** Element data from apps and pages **

——

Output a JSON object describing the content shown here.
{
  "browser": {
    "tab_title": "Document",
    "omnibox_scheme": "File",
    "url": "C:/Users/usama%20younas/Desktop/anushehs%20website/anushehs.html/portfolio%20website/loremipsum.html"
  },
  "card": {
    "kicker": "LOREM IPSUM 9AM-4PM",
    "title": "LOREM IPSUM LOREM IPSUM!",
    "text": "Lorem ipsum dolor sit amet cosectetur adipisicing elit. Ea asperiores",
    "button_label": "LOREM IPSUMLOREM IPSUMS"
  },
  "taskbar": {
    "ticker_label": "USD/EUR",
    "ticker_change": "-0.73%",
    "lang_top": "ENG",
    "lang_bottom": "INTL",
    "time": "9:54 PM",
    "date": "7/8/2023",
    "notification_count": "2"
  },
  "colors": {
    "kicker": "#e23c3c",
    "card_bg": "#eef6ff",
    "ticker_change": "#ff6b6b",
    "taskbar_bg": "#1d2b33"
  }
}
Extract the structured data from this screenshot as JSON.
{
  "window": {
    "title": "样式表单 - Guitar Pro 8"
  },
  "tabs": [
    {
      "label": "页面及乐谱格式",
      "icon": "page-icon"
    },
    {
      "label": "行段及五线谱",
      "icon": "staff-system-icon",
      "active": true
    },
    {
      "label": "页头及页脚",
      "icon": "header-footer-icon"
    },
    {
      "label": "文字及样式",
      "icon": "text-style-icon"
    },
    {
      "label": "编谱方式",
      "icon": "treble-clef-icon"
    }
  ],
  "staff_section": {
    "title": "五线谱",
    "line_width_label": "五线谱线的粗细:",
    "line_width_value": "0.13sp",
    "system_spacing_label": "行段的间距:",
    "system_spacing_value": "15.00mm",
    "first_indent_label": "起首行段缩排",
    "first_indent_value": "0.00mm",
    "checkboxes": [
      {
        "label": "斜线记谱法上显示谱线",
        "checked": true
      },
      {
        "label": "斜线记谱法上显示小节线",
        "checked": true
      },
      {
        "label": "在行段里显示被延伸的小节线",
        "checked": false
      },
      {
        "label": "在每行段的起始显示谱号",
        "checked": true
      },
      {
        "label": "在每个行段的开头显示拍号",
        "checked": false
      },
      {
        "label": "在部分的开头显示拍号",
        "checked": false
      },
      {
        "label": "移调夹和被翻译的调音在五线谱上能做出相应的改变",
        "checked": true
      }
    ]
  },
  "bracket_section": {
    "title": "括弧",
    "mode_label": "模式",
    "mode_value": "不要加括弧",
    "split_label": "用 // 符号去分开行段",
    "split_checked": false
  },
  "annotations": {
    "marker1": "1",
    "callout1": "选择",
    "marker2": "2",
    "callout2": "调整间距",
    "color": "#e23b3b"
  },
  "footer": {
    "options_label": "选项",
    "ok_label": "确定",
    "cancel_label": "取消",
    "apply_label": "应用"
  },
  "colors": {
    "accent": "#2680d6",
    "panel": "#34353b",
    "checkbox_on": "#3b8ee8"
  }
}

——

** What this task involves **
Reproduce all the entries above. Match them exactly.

** Output for this exercise **
Output a JSON object describing the content shown here.
{
  "browser": {
    "tab_title": "Document",
    "omnibox_scheme": "File",
    "url": "C:/Users/usama%20younas/Desktop/anushehs%20website/anushehs.html/portfolio%20website/loremipsum.html"
  },
  "card": {
    "kicker": "LOREM IPSUM 9AM-4PM",
    "title": "LOREM IPSUM LOREM IPSUM!",
    "text": "Lorem ipsum dolor sit amet cosectetur adipisicing elit. Ea asperiores",
    "button_label": "LOREM IPSUMLOREM IPSUMS"
  },
  "taskbar": {
    "ticker_label": "USD/EUR",
    "ticker_change": "-0.73%",
    "lang_top": "ENG",
    "lang_bottom": "INTL",
    "time": "9:54 PM",
    "date": "7/8/2023",
    "notification_count": "2"
  },
  "colors": {
    "kicker": "#e23c3c",
    "card_bg": "#eef6ff",
    "ticker_change": "#ff6b6b",
    "taskbar_bg": "#1d2b33"
  }
}
Extract the structured data from this screenshot as JSON.
{
  "window": {
    "title": "样式表单 - Guitar Pro 8"
  },
  "tabs": [
    {
      "label": "页面及乐谱格式",
      "icon": "page-icon"
    },
    {
      "label": "行段及五线谱",
      "icon": "staff-system-icon",
      "active": true
    },
    {
      "label": "页头及页脚",
      "icon": "header-footer-icon"
    },
    {
      "label": "文字及样式",
      "icon": "text-style-icon"
    },
    {
      "label": "编谱方式",
      "icon": "treble-clef-icon"
    }
  ],
  "staff_section": {
    "title": "五线谱",
    "line_width_label": "五线谱线的粗细:",
    "line_width_value": "0.13sp",
    "system_spacing_label": "行段的间距:",
    "system_spacing_value": "15.00mm",
    "first_indent_label": "起首行段缩排",
    "first_indent_value": "0.00mm",
    "checkboxes": [
      {
        "label": "斜线记谱法上显示谱线",
        "checked": true
      },
      {
        "label": "斜线记谱法上显示小节线",
        "checked": true
      },
      {
        "label": "在行段里显示被延伸的小节线",
        "checked": false
      },
      {
        "label": "在每行段的起始显示谱号",
        "checked": true
      },
      {
        "label": "在每个行段的开头显示拍号",
        "checked": false
      },
      {
        "label": "在部分的开头显示拍号",
        "checked": false
      },
      {
        "label": "移调夹和被翻译的调音在五线谱上能做出相应的改变",
        "checked": true
      }
    ]
  },
  "bracket_section": {
    "title": "括弧",
    "mode_label": "模式",
    "mode_value": "不要加括弧",
    "split_label": "用 // 符号去分开行段",
    "split_checked": false
  },
  "annotations": {
    "marker1": "1",
    "callout1": "选择",
    "marker2": "2",
    "callout2": "调整间距",
    "color": "#e23b3b"
  },
  "footer": {
    "options_label": "选项",
    "ok_label": "确定",
    "cancel_label": "取消",
    "apply_label": "应用"
  },
  "colors": {
    "accent": "#2680d6",
    "panel": "#34353b",
    "checkbox_on": "#3b8ee8"
  }
}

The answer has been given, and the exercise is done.